More than eight drinks a week for women and 15 drinks a week for men can get you into trouble, the CDC warned.
But that doesn't seem to jibe with other studies that found that drinking alcohol makes for better heart health, several Shots commenters noted. Shana Cuddy wrote:
"Interestingly, in another NPR article they say that moderate drinkers are healthier overall than folks who don't drink at all, and they define 'moderate drinker' as someone who has 3 or less drinks per day. This would be 21 drinks per week for women, which this story claims is well over twice the safe limit."

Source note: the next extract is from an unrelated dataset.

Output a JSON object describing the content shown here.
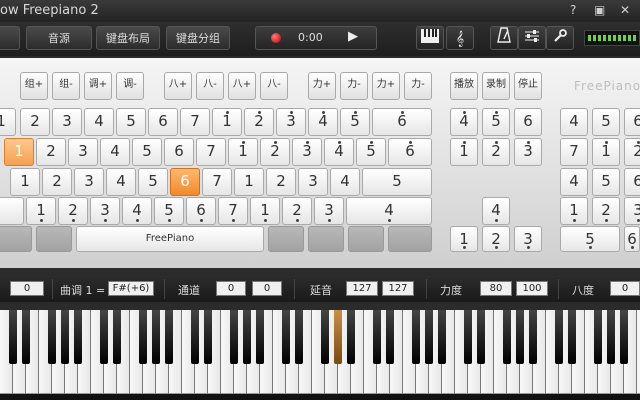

That study, which found that Europeans who drank zero to three glasses of wine daily had better cardiovascular health, didn't prove that it was the wine that made the difference. It could be that people who drink moderately are healthier to begin with. And there haven't been any randomized controlled trials to find out.
As a result, the American Heart Association says it "does not recommend drinking wine or any other form of alcohol to get these potential benefits."

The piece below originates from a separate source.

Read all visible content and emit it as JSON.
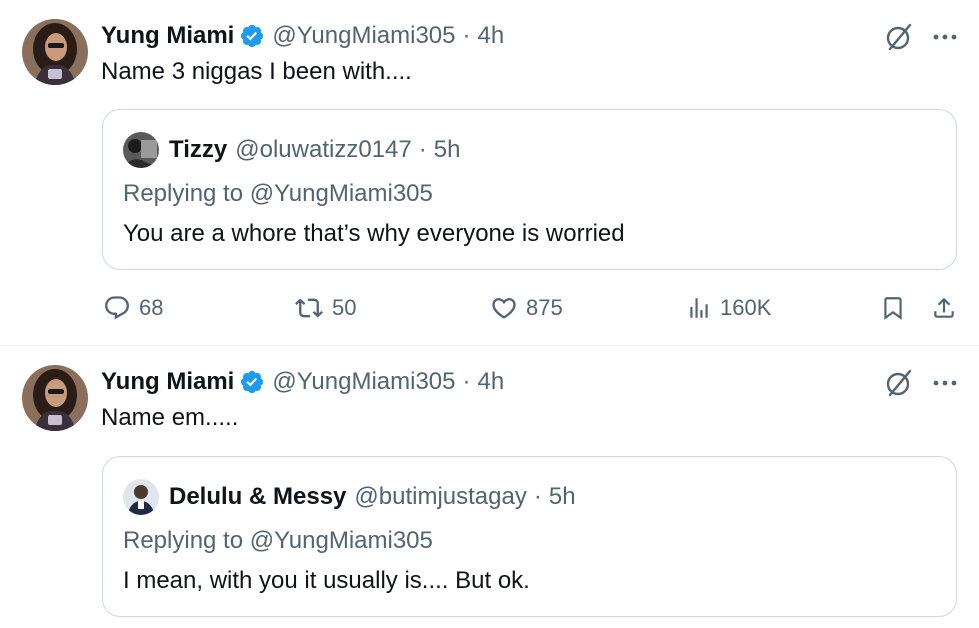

Then what about the weekly limits? Many of our readers thought they seemed pretty darned skimpy. To find out how the CDC came up with them, we talked with Lela McKnight-Eily, a health scientist at the CDC who is the lead author on the new study.
"It's a daily average," McKnight-Eily told Shots. The average is based on population studies, which show that people who drink more than that have an increased risk of heart disease, breast cancer and other health problems. "There's no level that's not at risk," she said.

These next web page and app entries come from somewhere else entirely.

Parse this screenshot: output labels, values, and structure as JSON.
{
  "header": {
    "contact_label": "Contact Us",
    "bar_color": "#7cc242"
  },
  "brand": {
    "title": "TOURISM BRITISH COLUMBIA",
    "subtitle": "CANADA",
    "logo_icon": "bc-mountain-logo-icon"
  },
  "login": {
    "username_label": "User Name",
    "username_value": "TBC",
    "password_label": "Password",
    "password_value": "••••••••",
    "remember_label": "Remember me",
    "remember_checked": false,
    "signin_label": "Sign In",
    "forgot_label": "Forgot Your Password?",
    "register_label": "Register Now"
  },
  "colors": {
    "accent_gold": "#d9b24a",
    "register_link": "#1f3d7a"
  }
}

That takes a bit of the shine off that glass of wine while cooking dinner, especially since if I indulge every day, I'm close to the upper end of the moderate drinking zone.
But the numbers get more complex than just weekly averages.
Public health officials are particularly concerned about people who binge drink, which the CDC defines as more than four drinks at a sitting for a woman, and five drinks for a man.
About 1 in 6 Americans binge drink, according to another CDC study. That's 38 million people. In that study, people defined binge drinking as downing nearly eight drinks in a session, four times a month.
People also need to be aware that accepted definitions of "a drink" don't always match the doctors' measure. The feds measure a glass of wine as 5 ounces. "You could get two or three drinks in a standard wine glass and not be aware of it," McKnight-Eily says.
Indeed, between those giant restaurant glasses, high-alcohol craft beers, jumbo martinis and human nature, it's easy to overindulge. As the commenter going by the scrambled handle "r4b1db4dg3r" wrote:
"I feel that once you reach two per day, it at least merits investigation. Most 'drinks' are more than one drink and people often underestimate, so in that range two could mean four or even five. Whether or not a true two is a problem is more unclear. Most people with a serious drinking problem blow that out of the water, and the point of this article is that if people asked maybe more of those people who really and clearly need help would be caught."
That's really what the CDC is trying to say, r4b1db4dg3r. If doctors and other health professionals don't routinely ask all of us about alcohol, they can't help the people whose drinking has slipped from pleasure to problem.
And that shifts the focus of the "What's too much?" question from averages based on the public at large to right where it should be, on a person's individual risk.
"It depends on who you are," McKnight-Eily says, noting that many people have health conditions that are made worse by alcohol. "That's why we want [people] to have the conversation with their health providers."